Cap to social rents to LHA rate

IFS analysis of the impact of this policy in steady-state suggested that 800,000 households in GB would be affected [171] . Using Scotland's share of housing benefit expenditure in the social sector reveals around 70,000 households may be affected in Scotland.

Reduction of payment to ESA WRAG recipients (new claims)

This policy will only affect new claims to Employment Support Allowance in the work related activity group. The number of people affected by 2020/21 depends on on-flows to ESA (data not published). In the long-run, based on the current WRAG caseload, DWP estimate that 500,000 households with be affected at the GB level [172] which implies that around 70,000 households could be affected in Scotland (based on current ESA WRAG caseload share).

Support for Mortgage Interest Change

No statistics on SfMI are publically available. A DWP impact assessment stated that across the GB there were around 170,000 households claiming SfMI. Based on Scottish share of home ownership, between 10,000 and 20,000 households may be affected in Scotland. A range is given as there is uncertainty over the share of benefit recipients in Scotland that are home-owners. The change from SfMI from a benefit to a loan will happen in 2018/19 and will apply to both new and existing claims.

Benefit Cap

The lower Benefit Cap was introduced in November 2016. Benefit Cap statistics show that 66,000 households in GB were affected by the cap as of February 2016 and 3,600 were affected in Scotland. There is some uncertainty around the statistics at this early stage in Benefit Cap implementation, so the Scotland figure has been rounded up to 4,000 households.

Removal of Housing Benefit from 18-21 year olds

An explanatory memorandum accompanying the regulations [173] for the removal of housing benefit to 18 -21 year olds states that the provision is expected to affect 1,000 young people in the first year rising to 11,000 in steady state ( GB level). Analysis of DWP housing benefit figures (Source: Stat-Xplore) for Scotland suggests that no more than 800 young people could be affected at steady-state when the policy is fully rolled out.

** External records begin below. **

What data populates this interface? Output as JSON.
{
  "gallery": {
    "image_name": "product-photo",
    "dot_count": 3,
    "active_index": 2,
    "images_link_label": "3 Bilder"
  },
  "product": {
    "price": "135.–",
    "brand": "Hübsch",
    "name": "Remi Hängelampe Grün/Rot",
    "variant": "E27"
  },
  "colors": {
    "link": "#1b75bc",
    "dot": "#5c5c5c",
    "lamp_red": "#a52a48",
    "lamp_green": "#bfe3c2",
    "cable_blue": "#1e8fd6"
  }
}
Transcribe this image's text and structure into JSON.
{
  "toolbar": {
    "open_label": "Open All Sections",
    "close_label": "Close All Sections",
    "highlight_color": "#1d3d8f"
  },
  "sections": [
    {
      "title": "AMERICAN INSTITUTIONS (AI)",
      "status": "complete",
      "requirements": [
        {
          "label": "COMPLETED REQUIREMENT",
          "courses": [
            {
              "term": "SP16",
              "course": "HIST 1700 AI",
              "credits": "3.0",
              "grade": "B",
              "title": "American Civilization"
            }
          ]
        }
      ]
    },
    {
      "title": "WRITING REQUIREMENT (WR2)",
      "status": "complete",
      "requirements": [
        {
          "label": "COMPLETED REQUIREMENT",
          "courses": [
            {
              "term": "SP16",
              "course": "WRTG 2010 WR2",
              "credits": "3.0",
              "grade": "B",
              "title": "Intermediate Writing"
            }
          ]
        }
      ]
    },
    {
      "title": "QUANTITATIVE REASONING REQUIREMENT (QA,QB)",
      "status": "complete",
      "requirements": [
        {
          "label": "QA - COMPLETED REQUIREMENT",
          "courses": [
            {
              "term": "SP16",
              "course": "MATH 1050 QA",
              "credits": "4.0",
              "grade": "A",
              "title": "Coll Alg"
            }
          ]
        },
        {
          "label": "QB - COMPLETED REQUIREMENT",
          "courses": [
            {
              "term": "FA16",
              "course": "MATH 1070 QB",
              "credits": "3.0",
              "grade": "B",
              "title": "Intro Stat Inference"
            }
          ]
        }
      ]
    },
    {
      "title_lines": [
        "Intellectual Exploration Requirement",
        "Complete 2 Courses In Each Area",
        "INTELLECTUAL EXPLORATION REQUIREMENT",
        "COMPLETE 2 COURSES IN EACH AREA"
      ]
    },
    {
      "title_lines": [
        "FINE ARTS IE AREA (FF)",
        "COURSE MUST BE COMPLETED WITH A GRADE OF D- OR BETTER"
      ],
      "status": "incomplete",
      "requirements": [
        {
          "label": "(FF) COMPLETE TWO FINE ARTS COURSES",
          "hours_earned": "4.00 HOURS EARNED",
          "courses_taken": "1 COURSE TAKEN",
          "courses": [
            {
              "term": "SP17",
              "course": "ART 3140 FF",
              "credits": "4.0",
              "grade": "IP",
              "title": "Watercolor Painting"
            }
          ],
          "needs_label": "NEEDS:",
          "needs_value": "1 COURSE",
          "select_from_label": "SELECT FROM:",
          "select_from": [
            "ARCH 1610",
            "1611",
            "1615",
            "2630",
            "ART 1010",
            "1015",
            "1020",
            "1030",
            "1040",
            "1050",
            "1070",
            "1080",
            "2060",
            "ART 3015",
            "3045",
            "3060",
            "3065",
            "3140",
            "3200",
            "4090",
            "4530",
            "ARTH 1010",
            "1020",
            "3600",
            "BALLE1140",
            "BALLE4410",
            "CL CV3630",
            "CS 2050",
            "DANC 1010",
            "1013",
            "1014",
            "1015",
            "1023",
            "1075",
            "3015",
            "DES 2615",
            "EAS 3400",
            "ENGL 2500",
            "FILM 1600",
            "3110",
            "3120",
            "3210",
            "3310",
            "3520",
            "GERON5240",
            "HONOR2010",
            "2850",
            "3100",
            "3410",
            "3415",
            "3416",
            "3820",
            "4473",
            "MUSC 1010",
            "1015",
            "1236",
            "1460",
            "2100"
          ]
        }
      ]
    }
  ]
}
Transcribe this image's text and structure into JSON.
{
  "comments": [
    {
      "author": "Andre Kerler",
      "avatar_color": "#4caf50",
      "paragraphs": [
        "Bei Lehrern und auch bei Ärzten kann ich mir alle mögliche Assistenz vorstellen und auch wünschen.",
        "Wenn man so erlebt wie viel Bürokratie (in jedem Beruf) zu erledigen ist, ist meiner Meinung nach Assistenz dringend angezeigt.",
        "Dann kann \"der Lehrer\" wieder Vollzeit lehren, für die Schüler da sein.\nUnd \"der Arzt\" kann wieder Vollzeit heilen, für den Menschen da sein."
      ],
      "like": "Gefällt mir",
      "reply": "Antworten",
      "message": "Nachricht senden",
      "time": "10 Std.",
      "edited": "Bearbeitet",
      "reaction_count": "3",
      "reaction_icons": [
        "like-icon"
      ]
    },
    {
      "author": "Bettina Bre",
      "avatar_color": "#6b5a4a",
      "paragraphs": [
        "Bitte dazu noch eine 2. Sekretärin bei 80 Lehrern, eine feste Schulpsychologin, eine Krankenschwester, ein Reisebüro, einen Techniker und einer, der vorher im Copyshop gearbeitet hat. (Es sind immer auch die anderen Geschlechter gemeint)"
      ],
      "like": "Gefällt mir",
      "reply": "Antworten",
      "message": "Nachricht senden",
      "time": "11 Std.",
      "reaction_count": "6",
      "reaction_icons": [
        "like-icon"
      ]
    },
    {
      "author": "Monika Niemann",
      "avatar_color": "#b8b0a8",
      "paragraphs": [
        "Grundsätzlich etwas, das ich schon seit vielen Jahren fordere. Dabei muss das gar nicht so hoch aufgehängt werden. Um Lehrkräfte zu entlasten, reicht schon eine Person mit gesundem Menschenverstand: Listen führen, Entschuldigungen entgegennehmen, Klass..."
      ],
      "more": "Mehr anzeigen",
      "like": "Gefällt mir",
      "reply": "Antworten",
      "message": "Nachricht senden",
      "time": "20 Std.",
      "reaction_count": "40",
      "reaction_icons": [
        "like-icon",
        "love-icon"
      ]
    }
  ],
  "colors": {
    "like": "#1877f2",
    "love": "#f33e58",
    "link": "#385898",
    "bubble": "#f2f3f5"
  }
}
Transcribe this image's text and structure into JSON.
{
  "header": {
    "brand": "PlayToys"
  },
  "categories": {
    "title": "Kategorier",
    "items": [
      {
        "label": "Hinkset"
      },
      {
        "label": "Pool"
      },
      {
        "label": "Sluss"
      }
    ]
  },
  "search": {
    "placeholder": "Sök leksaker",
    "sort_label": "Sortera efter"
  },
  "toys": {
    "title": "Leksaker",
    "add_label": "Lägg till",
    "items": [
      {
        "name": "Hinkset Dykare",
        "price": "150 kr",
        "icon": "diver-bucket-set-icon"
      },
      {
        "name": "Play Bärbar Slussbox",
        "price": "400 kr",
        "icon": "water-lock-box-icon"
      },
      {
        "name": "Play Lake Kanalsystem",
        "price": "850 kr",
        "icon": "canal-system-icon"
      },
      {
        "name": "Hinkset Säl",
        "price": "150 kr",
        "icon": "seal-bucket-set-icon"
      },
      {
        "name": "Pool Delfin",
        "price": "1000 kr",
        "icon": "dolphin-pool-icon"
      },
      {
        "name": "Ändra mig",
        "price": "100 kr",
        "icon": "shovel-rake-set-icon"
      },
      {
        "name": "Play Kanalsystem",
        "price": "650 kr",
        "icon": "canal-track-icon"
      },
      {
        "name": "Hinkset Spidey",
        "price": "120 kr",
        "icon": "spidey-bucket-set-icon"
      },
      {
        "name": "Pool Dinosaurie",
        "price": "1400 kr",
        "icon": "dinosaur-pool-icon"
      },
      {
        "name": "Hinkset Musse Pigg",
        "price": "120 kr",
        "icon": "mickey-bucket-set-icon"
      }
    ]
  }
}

Pension Credit freeze

The savings credit part of Pension Credit closed for people reaching State Pension age on or after 6 April 2016. Currently around 1 million people in GB claim savings credit and 110,000 people claim savings credit in Scotland. If the policy affected all claimants, then around 110,000 people would be affected in Scotland.

UC conditionality

A DWP impact assessment of the policy estimated [174] that, in steady state, the policy will affect around 220,000 responsible carers claiming Universal Credit with a youngest child aged 3 or 4. Taking an appropriate Scottish share ( DWP benefit expenditure share 2015/16), around 20,000 households may be affected by this policy.

Tax Credit Income Disregard

The income rise disregard is the amount up to which any increase in a claimant's income within a year is not taken into account in calculating their tax credits entitlement for that year. This measure reduces this limit from £5,000 to £2,500. It is effective from April 2016. There is no publically available estimate of the number of people or households affected by this measure at a GB level.


Contact

Email: Philip Duffy, Philip.Duffy@gov.scot

Phone: 0300 244 4000 – Central Enquiry Unit

The Scottish Government
St Andrew's House
Regent Road
Edinburgh
EH1 3DG